Although there is no evidence that suggests that the virus can be transmitted through food, experts believe that you can get sick if someone contaminates the surface of your food.

That is why the experts share the recommendation to rinse fresh produces under running water – to wash away potential contagious pathogens - before eating it.

Anything else you bring home, clean it with a cloth with an anti-bacterial cleaner or spray.

 


Visitors at home?

Avoid bringing visitors inside your home. We are talking about a highly contagious disease, and visitors can spread it into your home without realising they are infected. Coronavirus has an incubation period of 4 to14 days - even more in some cases - which means people find out they have contracted it after multiple days of being exposed to the virus while continuing to spread it wherever they go. This is why having visitors is especially dangerous at this time.  If you do have to allow visitors into your home, consider to leave their shoes and coats outside and use an anti-bacterial spray frequently. You may consider applying the same practice when you return home from you’re your grocery store. 

  


Conclusion

We are passing through a very difficult time, and it’s important to know the precautions we need to take. This time will eventually pass, and you must not let it overwhelm you or members of your family. Good hygiene, social distancing, and self-isolation are tested methods of preventing this virus from entering your body and your home. If you are doing all of this, then you can relax and try to make this a positive experience for the people in your household.
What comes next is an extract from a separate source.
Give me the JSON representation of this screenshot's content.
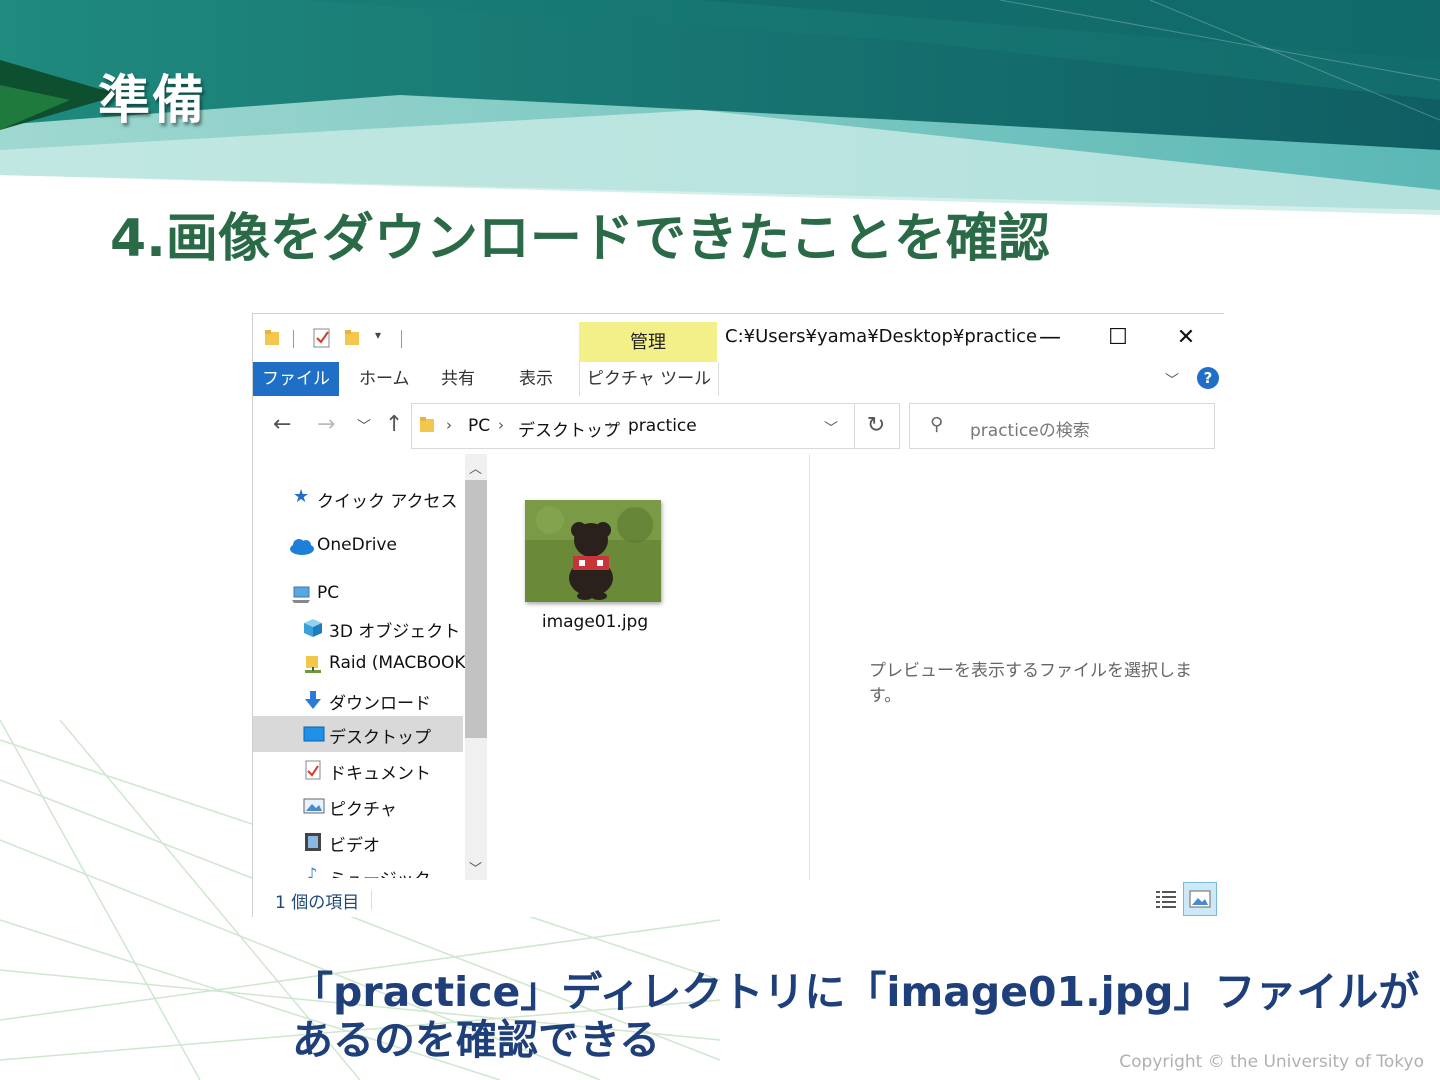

Remember, happiness leads to a better immune system, and good immunity is your ultimate defence against this virus.